32. Paschke S, Jafarov S, Staib L, Kreuser ED, Maulbecker-Armstrong C, Roitman M. et al. Are Colon and Rectal Cancer Two Different Tumor Entities? A Proposal to Abandon the Term Colorectal Cancer. Int J Mol Sci. 2018;19:2577
33. Iacopetta B. Are there two sides to colorectal cancer?. Int J Cancer. 2002;101:403-8
34. Sanz-Pamplona R, Cordero D, Berenguer A, Lejbkowicz F, Rennert H, Salazar R. et al. Gene expression differences between colon and rectum tumors. Clin Cancer Res. 2011;17:7303-12
35. Popovici V, Budinska E, Tejpar S, Weinrich S, Estrella H, Hodgson G. et al. Identification of a poor-prognosis BRAF-mutant-like population of patients with colon cancer.
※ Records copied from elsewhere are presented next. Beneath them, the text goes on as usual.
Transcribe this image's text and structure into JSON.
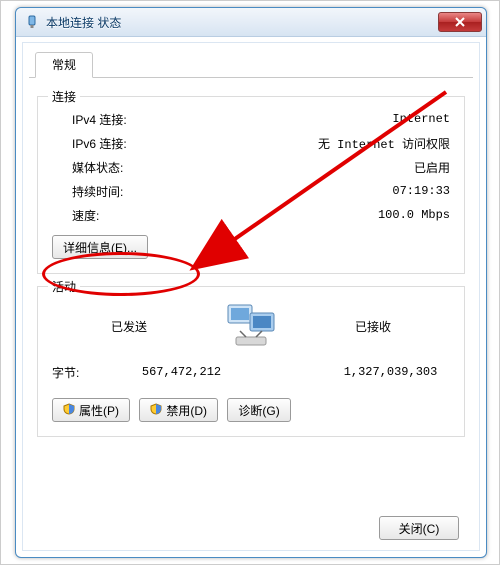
{
  "window": {
    "title": "本地连接 状态"
  },
  "tabs": {
    "general": "常规"
  },
  "connection": {
    "group_title": "连接",
    "ipv4_label": "IPv4 连接:",
    "ipv4_value": "Internet",
    "ipv6_label": "IPv6 连接:",
    "ipv6_value": "无 Internet 访问权限",
    "media_label": "媒体状态:",
    "media_value": "已启用",
    "duration_label": "持续时间:",
    "duration_value": "07:19:33",
    "speed_label": "速度:",
    "speed_value": "100.0 Mbps",
    "details_button": "详细信息(E)..."
  },
  "activity": {
    "group_title": "活动",
    "sent_label": "已发送",
    "recv_label": "已接收",
    "bytes_label": "字节:",
    "sent_value": "567,472,212",
    "recv_value": "1,327,039,303"
  },
  "buttons": {
    "properties": "属性(P)",
    "disable": "禁用(D)",
    "diagnose": "诊断(G)",
    "close": "关闭(C)"
  },
  "annotation": {
    "target": "details-button",
    "color": "#e00000"
  }
}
J Clin Oncol. 2012;30:1288-95
36. Budinska E, Popovici V, Tejpar S, D'Ario G, Lapique N, Sikora KO. et al. Gene expression patterns unveil a new level of molecular heterogeneity in colorectal cancer. J Pathol. 2013;231:63-76
37. Slattery ML, Curtin K, Wolff RK, Boucher KM, Sweeney C, Edwards S. et al. A comparison of colon and rectal somatic DNA alterations. Dis Colon Rectum. 2009;52:1304-11
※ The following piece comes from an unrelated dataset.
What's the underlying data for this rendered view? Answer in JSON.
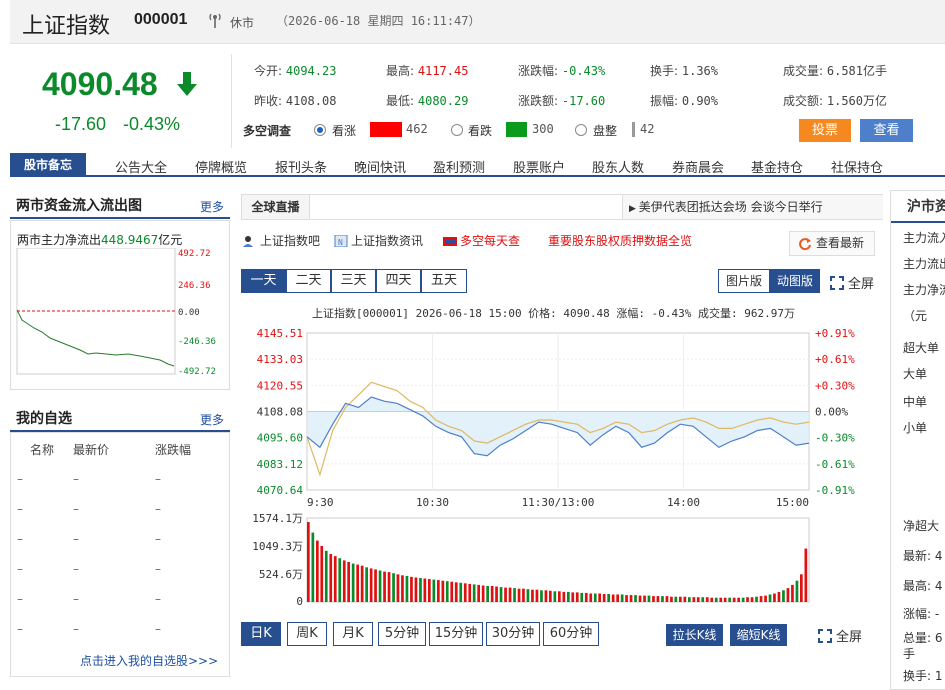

38. Kopacek J, Barathova M, Dequiedt F, Sepelakova J, Kettmann R, Pastorek J. et al. MAPK pathway contributes to density- and hypoxia-induced expression of the tumor-associated carbonic anhydrase IX. Biochim Biophys Acta. 2005;1729:41-9
39. Kikuchi H, Pino MS, Zeng M, Shirasawa S, Chung DC. Oncogenic KRAS and BRAF differentially regulate hypoxia-inducible factor-1alpha and -2alpha in colon cancer. Cancer Res. 2009;69:8499-506
40. Qi L, Chen J, Yang Y, Hu W. Hypoxia Correlates With Poor Survival and M2 Macrophage Infiltration in Colorectal Cancer. Frontiers in oncology. 2020;10:566430
Corresponding authors: Shun-Fa Yang, PhD. Institute of Medicine, Chung Shan Medical University, Taichung, Taiwan. Fax: 886-4-24723229; E-mail:ysfedu.tw (Shun-Fa Yang) or Shih-Chi Su, PhD. Whole-Genome Research Core Laboratory of Human Diseases, Chang Gung Memorial Hospital, Keelung, Taiwan. E-mail: ssu1org.tw (Shih-Chi Su).